I had limited success with this myself, so I wonder what new technology the Fault Tolerant Router brings?

Comment: Re:Parody (Score 1) 255

by TopherC (#49174343) Attached to: Gritty 'Power Rangers' Short Is Not Fair Use

I doesn't sound to me like it's specific enough in its references to be primarily a satire or parody. IMO If it isn't obviously and specifically satirical, then Kahn should have obtained permission before publishing. Failing that, leave the power rangers tie in an unwritten one that's strongly hinted at. A fair use(?) Austin Powers clip: "It looks like Godzilla, but due to international copyright laws - it's not."

Comment: Re:Parody (Score 2) 255

by TopherC (#49174233) Attached to: Gritty 'Power Rangers' Short Is Not Fair Use

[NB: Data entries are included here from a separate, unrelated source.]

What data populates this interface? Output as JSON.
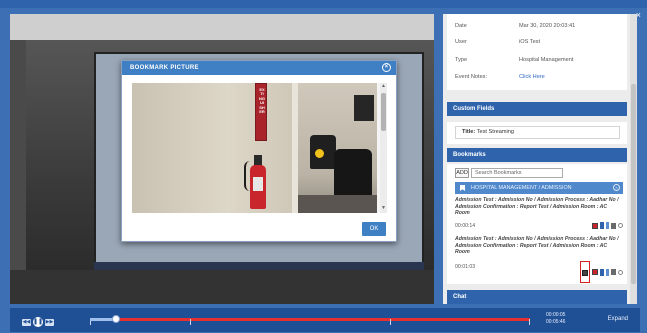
{
  "window": {
    "close_glyph": "×"
  },
  "modal": {
    "title": "BOOKMARK PICTURE",
    "close_glyph": "×",
    "ok_label": "OK",
    "sign_text": "EXTINGUISHER"
  },
  "info": {
    "rows": [
      {
        "key": "Date",
        "value": "Mar 30, 2020 20:03:41"
      },
      {
        "key": "User",
        "value": "iOS Test"
      },
      {
        "key": "Type",
        "value": "Hospital Management"
      },
      {
        "key": "Event Notes:",
        "value": "Click Here"
      }
    ]
  },
  "custom_fields": {
    "heading": "Custom Fields",
    "title_key": "Title:",
    "title_value": "Test Streaming"
  },
  "bookmarks": {
    "heading": "Bookmarks",
    "add_label": "ADD",
    "search_placeholder": "Search Bookmarks",
    "group_label": "HOSPITAL MANAGEMENT / ADMISSION",
    "items": [
      {
        "desc": "Admission Test : Admission No / Admission Process : Aadhar No / Admission Confirmation : Report Test / Admission Room : AC Room",
        "time": "00:00:14"
      },
      {
        "desc": "Admission Test : Admission No / Admission Process : Aadhar No / Admission Confirmation : Report Test / Admission Room : AC Room",
        "time": "00:01:03"
      }
    ]
  },
  "chat": {
    "heading": "Chat"
  },
  "player": {
    "position_time": "00:00:05",
    "duration_time": "00:05:46",
    "expand_label": "Expand",
    "progress_fraction": 0.06
  }
}
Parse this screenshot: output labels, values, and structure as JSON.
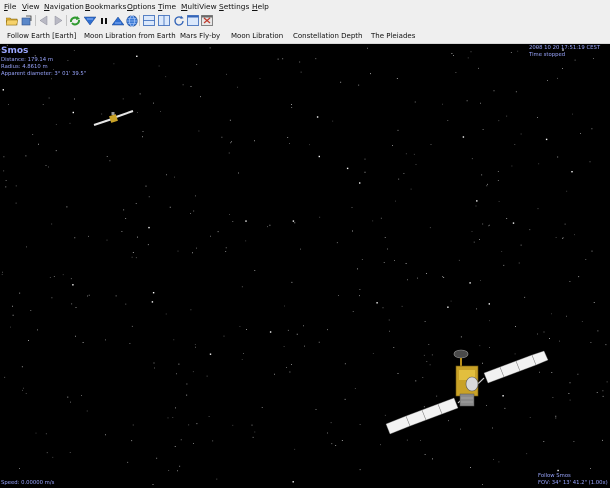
{
  "menu": [
    {
      "key": "file",
      "underline": "F",
      "rest": "ile"
    },
    {
      "key": "view",
      "underline": "V",
      "rest": "iew"
    },
    {
      "key": "navigation",
      "underline": "N",
      "rest": "avigation"
    },
    {
      "key": "bookmarks",
      "underline": "B",
      "rest": "ookmarks"
    },
    {
      "key": "options",
      "underline": "O",
      "rest": "ptions"
    },
    {
      "key": "time",
      "underline": "T",
      "rest": "ime"
    },
    {
      "key": "multiview",
      "underline": "M",
      "rest": "ultiView"
    },
    {
      "key": "settings",
      "underline": "S",
      "rest": "ettings"
    },
    {
      "key": "help",
      "underline": "H",
      "rest": "elp"
    }
  ],
  "toolbar_icons": [
    "open-folder-icon",
    "capture-icon",
    "back-arrow-icon",
    "forward-arrow-icon",
    "reverse-time-icon",
    "slower-icon",
    "pause-icon",
    "faster-icon",
    "globe-icon",
    "split-horizontal-icon",
    "split-vertical-icon",
    "cycle-view-icon",
    "single-view-icon",
    "exit-icon"
  ],
  "bookmarks": [
    "Follow Earth [Earth]",
    "Moon Libration from Earth",
    "Mars Fly-by",
    "Moon Libration",
    "Constellation Depth",
    "The Pleiades"
  ],
  "hud": {
    "object_name": "Smos",
    "distance": "Distance: 179.14 m",
    "radius": "Radius: 4.8610 m",
    "apparent_diameter": "Apparent diameter: 3° 01' 39.5\"",
    "datetime": "2008 10 20 17:51:19 CEST",
    "time_status": "Time stopped",
    "speed": "Speed: 0.00000 m/s",
    "follow": "Follow Smos",
    "fov": "FOV: 34° 13' 41.2\" (1.00x)"
  },
  "colors": {
    "hud_text": "#9aa6ff",
    "space": "#000000",
    "solar_panel": "#f2f2f2",
    "satellite_body": "#c9a227"
  }
}
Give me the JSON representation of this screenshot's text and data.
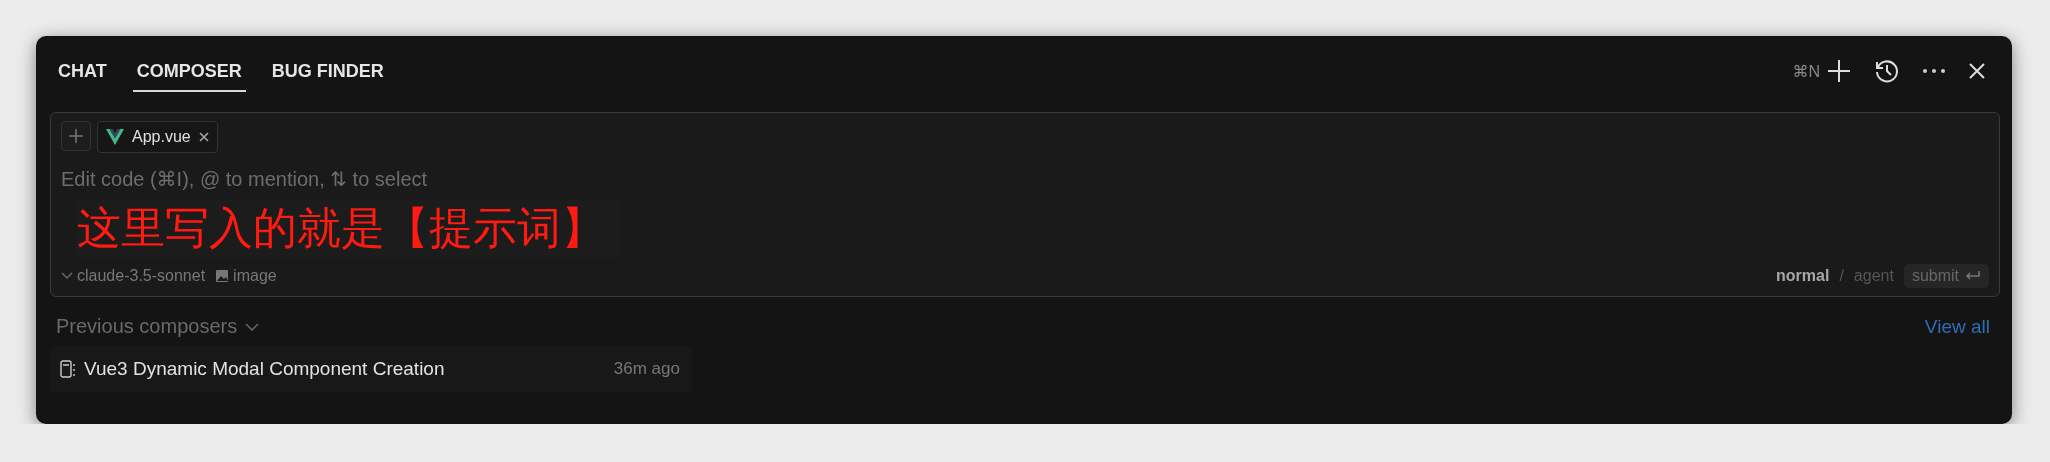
{
  "tabs": [
    {
      "label": "CHAT",
      "selected": false
    },
    {
      "label": "COMPOSER",
      "selected": true
    },
    {
      "label": "BUG FINDER",
      "selected": false
    }
  ],
  "toolbar": {
    "new_shortcut": "⌘N"
  },
  "composer": {
    "file_chips": [
      {
        "name": "App.vue"
      }
    ],
    "placeholder": "Edit code (⌘I), @ to mention, ⇅ to select",
    "annotation": "这里写入的就是【提示词】",
    "model": "claude-3.5-sonnet",
    "image_label": "image",
    "modes": [
      {
        "label": "normal",
        "selected": true
      },
      {
        "label": "agent",
        "selected": false
      }
    ],
    "mode_separator": "/",
    "submit": "submit"
  },
  "previous": {
    "heading": "Previous composers",
    "view_all": "View all",
    "items": [
      {
        "title": "Vue3 Dynamic Modal Component Creation",
        "time": "36m ago"
      }
    ]
  }
}
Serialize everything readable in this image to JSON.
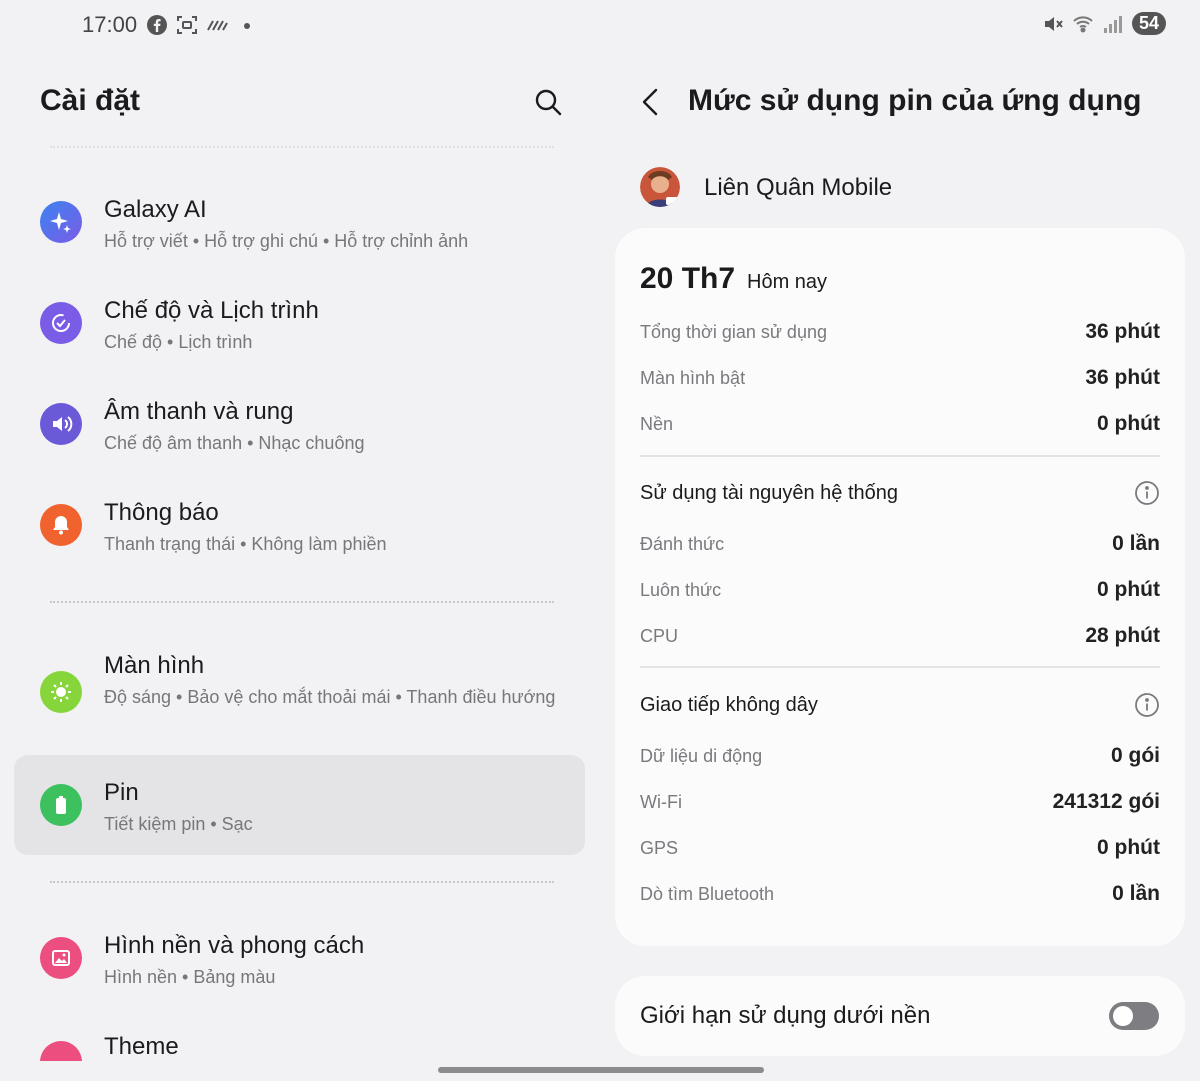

So it's a parody of the response that it would evoke by being an arguably infringing work? That's prescient! If this were actually enough to prove that it's non-infringing (it's not IMO) then maybe the parody fails and then makes the short infringing again on the original grounds, which ...

Sorry I tried to make a temporal paradox out of it. Best I could do.

Comment: Re:c++? (Score 1) 407

But don't forget the context. It isn't "I want to write a program that splits a string on commas," but "I want to write a program that will grow in complexity." Like most programmers, I read a whole lot more code than I write. I like to read code that is expressive enough that the little things (like string splitting) are simple statements while the over-arching objectives and design issues are stated in comments. Also anything that's subtle should be commented, but not "// This splits a string. Check my work please!" Or "// Opening a TCP socket," etc.

C++ allows you to write very clever code, which is admittedly fun to do. But it's wearisome to read that stuff because you have to both figure out what it's doing and also prove to yourself that it's correct and handles malformed data properly. Unless you're optimizing some crucial piece of code (which C++ is potentially good for), it's much better to write expressive code.

I haven't done too much with QT, but I think it is well structured and helps you to learn to write good C++. Some will say that's an oxymoron. But I've seen what can only be judged bad C++, and know that QT could have been a whole lot worse than it is.

Library dependencies -- that's another subject. You're going to have them one way or another. Picking your libraries well is a matter of taste and what you're long-term plans are.

Comment: I'm not saying it's aliens, but it's aliens... (Score 1) 28

by MetricT (#49137773) Attached to: Ceres' Mystery Bright Dots May Have Volcanic Origin

When I was younger, I remember reading a sci-fi novel about aliens in our solar system who were overseeing mankind's growth.

The aliens chose their base on Ceres because the asteroid field offered nigh-unlimited resources outside the confines of a gravity well, because Ceres had water for living and powering fusion engines, and because it was far enough away from earth to stay out of sight.

While those two white spots *could* be an example of cryovolcanism, I think that we can all agree that ancient abandoned alien city is really the more likely choice ;-)

Comment: Re:who uses stock os? (Score 1) 144

by TopherC (#49091517) Attached to: Superfish Security Certificate Password Cracked, Creating New Attack Vector

I'm not sure what models you're referring to. My last three or four laptops have been Lenovos, and I never experienced any roadblocks installing Linux on them. I think the BIOS on at least one of these supported a whole-disk encryption but that doesn't even try to prevent you from reformatting and installing an OS.

My vague understanding is that Superfish is Windows software, not part of BIOS or the Windows bootloader, and certainly not grub. You can also apparently uninstall superfish:

My current model is a T440, which is fine except for the tragicomical touchpad. It's by far the worst touchpad I've ever, well, touched. I keep a wireless mouse with me at all times because that pad is nearly useless. Previous models were good.

The only problem with being a man of leisure is that you can never stop and take a rest.